Sri Lanka highlights the risk of relying on social media to communicate with your employees

The terrible terrorist attacks that have taken place on Christian churches and hotels in Sri Lanka this week are a wake-up call to anyone who thought that the military defeat of ISIS on the ground in Syria heralded the end of the global terror threat from that particular organisation. The recent terror attacks on the Muslim community in Christchurch, New Zealand, were another wake-up call to those who thought that only ISIS provided a threat of this nature. The truth is that the threat from terrorist attacks was present in many locations around the globe long before ISIS was created and will continue to exist even when that organisation has faded from memory.

A new and noteworthy feature of both the New Zealand and Sri Lanka attacks is the impact that they have had on social media in those countries. The Christchurch incident was, of course, notoriously live-streamed on Facebook by the attacker.

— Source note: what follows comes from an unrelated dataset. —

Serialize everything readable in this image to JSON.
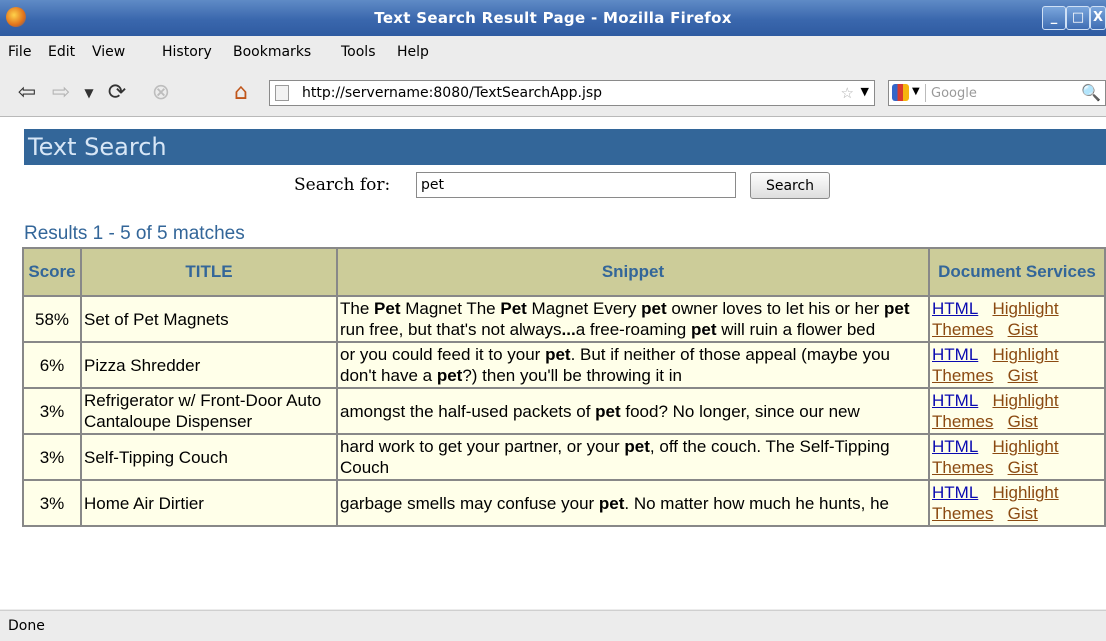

This has led to condemnation of the company for its slow response by the government in New Zealand and the possibility of restrictions being placed on who can live stream on the platform.

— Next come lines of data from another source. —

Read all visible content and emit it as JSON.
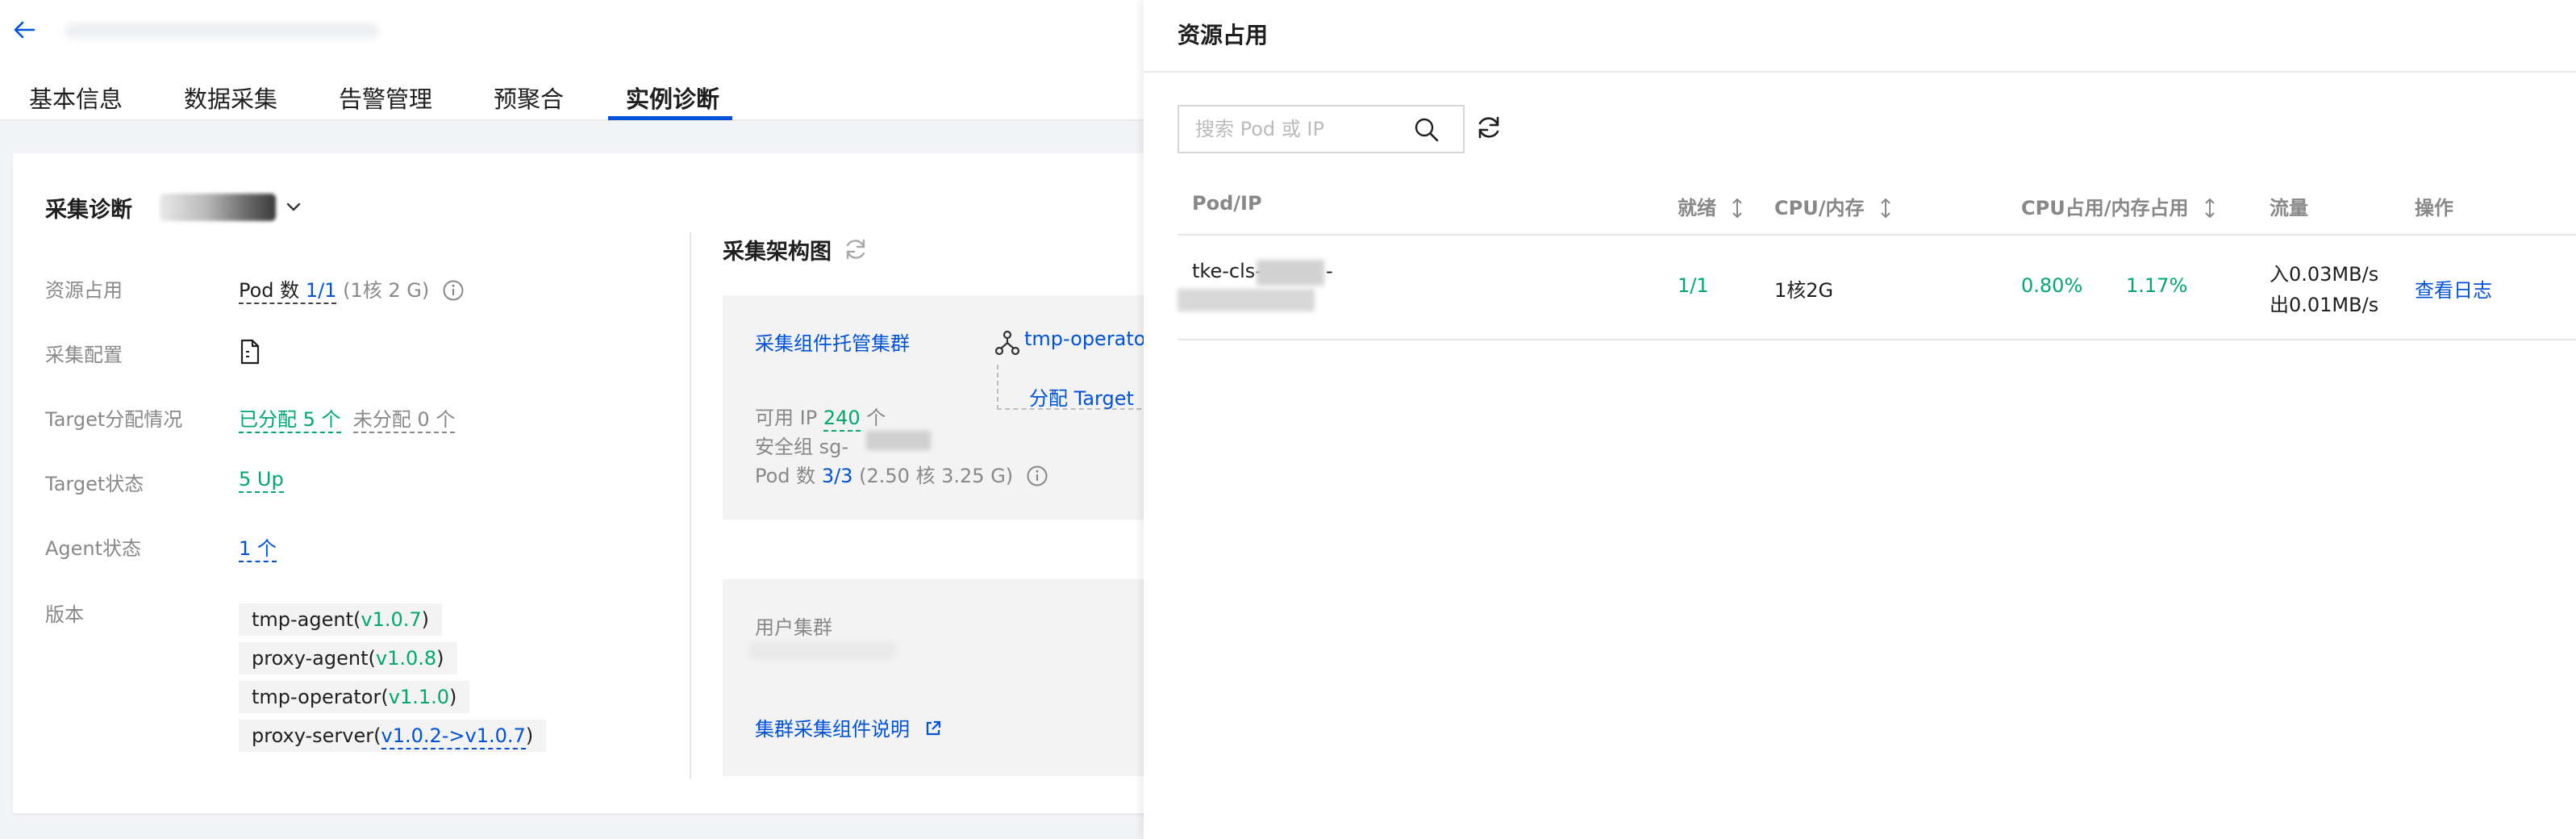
{
  "tabs": [
    {
      "label": "基本信息",
      "active": false
    },
    {
      "label": "数据采集",
      "active": false
    },
    {
      "label": "告警管理",
      "active": false
    },
    {
      "label": "预聚合",
      "active": false
    },
    {
      "label": "实例诊断",
      "active": true
    }
  ],
  "diagnosis": {
    "title": "采集诊断",
    "rows": {
      "resource": {
        "label": "资源占用",
        "pod_prefix": "Pod 数",
        "pod_count": "1/1",
        "pod_spec": "(1核 2 G)"
      },
      "config": {
        "label": "采集配置",
        "icon": "file-icon"
      },
      "target_assign": {
        "label": "Target分配情况",
        "assigned": "已分配 5 个",
        "unassigned": "未分配 0 个"
      },
      "target_status": {
        "label": "Target状态",
        "value": "5 Up"
      },
      "agent_status": {
        "label": "Agent状态",
        "value": "1 个"
      },
      "version": {
        "label": "版本"
      }
    },
    "versions": [
      {
        "name": "tmp-agent(",
        "ver": "v1.0.7",
        "close": ")"
      },
      {
        "name": "proxy-agent(",
        "ver": "v1.0.8",
        "close": ")"
      },
      {
        "name": "tmp-operator(",
        "ver": "v1.1.0",
        "close": ")"
      },
      {
        "name": "proxy-server(",
        "ver": "v1.0.2->v1.0.7",
        "close": ")"
      }
    ]
  },
  "architecture": {
    "title": "采集架构图",
    "managed_cluster": {
      "label": "采集组件托管集群",
      "operator": "tmp-operator-",
      "assign_target": "分配 Target",
      "ip_prefix": "可用 IP",
      "ip_count": "240",
      "ip_unit": "个",
      "sg_prefix": "安全组",
      "sg_value": "sg-",
      "pod_prefix": "Pod 数",
      "pod_count": "3/3",
      "pod_spec": "(2.50 核 3.25 G)"
    },
    "user_cluster": {
      "label": "用户集群",
      "doc_link": "集群采集组件说明"
    }
  },
  "drawer": {
    "title": "资源占用",
    "search_placeholder": "搜索 Pod 或 IP",
    "columns": [
      "Pod/IP",
      "就绪",
      "CPU/内存",
      "CPU占用/内存占用",
      "流量",
      "操作"
    ],
    "row": {
      "pod": "tke-cls-",
      "pod_suffix": "-",
      "ready": "1/1",
      "spec": "1核2G",
      "cpu_usage": "0.80%",
      "mem_usage": "1.17%",
      "traffic_in": "入0.03MB/s",
      "traffic_out": "出0.01MB/s",
      "action": "查看日志"
    }
  },
  "colors": {
    "primary": "#0052d9",
    "success": "#00a870",
    "muted": "#888888"
  }
}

The Colombo attacks led to the immediate suspension of all social media in Sri Lanka by the government, on the grounds that it could be used to spread panic, fake news and possibly incite further violence in the country. Facebook, WhatsApp, Snapchat and Instagram were all among the platforms that were suspended for more than 48 hours.

One impact of this suspension was to hinder families and friends in their search for information about loved ones who were missing. Another was to prevent companies who use social media to communicate with their employees during critical events from being able to contact them.

We have previously warned that relying on free tools such as WhatsApp for your corporate critical communications is a risky business. Even when these platforms are working they lack enterprise class security and administration. But if you are relying on a communication tool that is likely to be suspended by government in the wake of a major incident then you really are putting all your eggs in the wrong basket.

Some of the Colombo attacks were deliberately targeted at prestige hotels that accommodate business travellers, executives, entrepreneurs and airline staff amongst others. And many other companies would have employees working or travelling on business in such a major urban centre.

There are critical communications platforms on the market that do provide enterprise class security, administration and multi-channel communication that can guarantee the critical message gets through, even when one channel such as social media gets suspended. If you do not use them then you could be risking a loss of contact with your employees at a critical moment.

Shalen Sehgal
MD, Crises Control